Love on the net
Teenage social networking isn’t so bad, according to the MacArthur Foundation. According to the lead researcher on the project, called the Digital Youth Project, “their participation is giving them the technological skills and literacy they need to succeed in the contemporary world. They’re learning how to get along with others, how to manage a public identity, how to create a home page.”
The study, part of a $50 million project on digital and media learning, used several teams of researchers to interview more than 800 young people and their parents and to observe teenagers online for more than 5,000 hours.
The bit I like in the NYT report is the shameless flirting that goes on, cleverly disguised:
First, the girl posted a message saying, “hey … hm. wut to say? iono lol/well I left you a comment … u sud feel SPECIAL haha.” A day later, the boy replied, “hello there … umm I don’t know what to say, but at least I wrote something …”
U.S. Military Under Attack
Spooked by the rapid spread of a worm called Agent.btz, the U.S. military has banned everything from external hard drives to “floppy disks.”
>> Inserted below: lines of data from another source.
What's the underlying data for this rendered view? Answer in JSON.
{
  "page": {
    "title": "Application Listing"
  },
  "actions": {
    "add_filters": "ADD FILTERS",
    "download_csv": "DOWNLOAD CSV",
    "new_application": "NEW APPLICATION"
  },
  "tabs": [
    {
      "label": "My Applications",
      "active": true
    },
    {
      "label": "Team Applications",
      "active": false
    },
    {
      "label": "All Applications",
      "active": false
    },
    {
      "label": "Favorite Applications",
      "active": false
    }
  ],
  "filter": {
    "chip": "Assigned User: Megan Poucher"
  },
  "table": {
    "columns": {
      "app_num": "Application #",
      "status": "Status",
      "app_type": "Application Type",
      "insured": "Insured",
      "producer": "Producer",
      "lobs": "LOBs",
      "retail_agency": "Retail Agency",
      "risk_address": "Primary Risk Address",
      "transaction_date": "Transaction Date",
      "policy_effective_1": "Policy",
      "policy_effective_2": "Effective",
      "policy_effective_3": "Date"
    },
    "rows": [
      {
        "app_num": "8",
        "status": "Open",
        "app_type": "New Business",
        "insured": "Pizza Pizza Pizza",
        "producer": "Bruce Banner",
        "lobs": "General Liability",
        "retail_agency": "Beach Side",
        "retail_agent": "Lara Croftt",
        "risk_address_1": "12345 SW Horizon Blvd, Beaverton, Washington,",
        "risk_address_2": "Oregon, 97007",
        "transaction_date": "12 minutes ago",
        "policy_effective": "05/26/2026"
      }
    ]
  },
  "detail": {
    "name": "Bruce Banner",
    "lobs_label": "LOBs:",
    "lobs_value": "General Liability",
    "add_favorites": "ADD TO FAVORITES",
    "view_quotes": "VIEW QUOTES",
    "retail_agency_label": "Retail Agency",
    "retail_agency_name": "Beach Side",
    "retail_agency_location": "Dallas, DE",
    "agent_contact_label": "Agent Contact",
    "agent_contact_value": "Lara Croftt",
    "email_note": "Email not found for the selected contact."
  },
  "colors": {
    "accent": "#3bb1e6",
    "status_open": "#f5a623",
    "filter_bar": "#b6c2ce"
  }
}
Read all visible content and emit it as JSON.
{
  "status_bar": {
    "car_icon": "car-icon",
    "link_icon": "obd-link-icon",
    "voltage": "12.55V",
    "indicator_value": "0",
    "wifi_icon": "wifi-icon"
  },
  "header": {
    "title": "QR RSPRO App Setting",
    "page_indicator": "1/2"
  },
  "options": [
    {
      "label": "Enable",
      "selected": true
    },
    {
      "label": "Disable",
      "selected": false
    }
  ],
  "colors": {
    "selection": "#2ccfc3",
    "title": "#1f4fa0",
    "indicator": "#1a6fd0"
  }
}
USBs are a problem: Lenovo this week offered a software package to XP users with a Trojan dropper called Meredrop, found in one of the drivers.
And Telstra earlier this year handed out USB drives at a security conference that were infected with malware.
Could it be China? The conclusions reached in this year’s US-China Economic and Security Review are far more dramatic than before. In 2007, it says, about 5m computers in the US were the targets of 43,880 incidents of malicious activity — a rise of almost a third on the previous year.
Much of the activity is likely to emanate from groups of hackers, but the lines between private espionage and government-sponsored operations are blurred. Some 250 hacker groups are tolerated, and may even be encouraged, by Beijing to invade computer networks. Individual hackers are also being trained in cyber operations at Chinese military bases.
How to Make the Perfect Phone Call
According to the UK Post Office, the perfect phone call should last nine minutes, 36 seconds and contain a mix of chat about family news, current affairs, personal problems and the weather.
Three minutes of that should be spent catching up with news about family and friends, one minute on personal problems, a minute on work/school, 42 seconds on current affairs and 24 seconds on the weather. Chat about the opposite sex should last 24 seconds. 12 seconds of every call should be set aside for a little quiet contemplation.
One in five people said they spent most time on the phone to their mother. The research, by the Post Office, revealed that the phrase “I’ll get your mother” is common. Only three per cent of people named their father as the person they spent most time on the phone with.
“Please help!,” she writes. “I took my husband’s iPhone and found a raunchy picture of him attached to an email to a woman in his sent email file. When I approached him about this, he admitted that he took the picture, but says that he never sent it to anyone.
“He claims that he went to the Genius Bar at the local Apple store and they told him it is an iPhone glitch – that photos sometimes automatically attach themselves to an email address and appear in the sent folder, even though no email was ever sent.
“Has anyone ever heard of this happening?,” she asks. “The future of my marriage depends on this answer!” Read more here.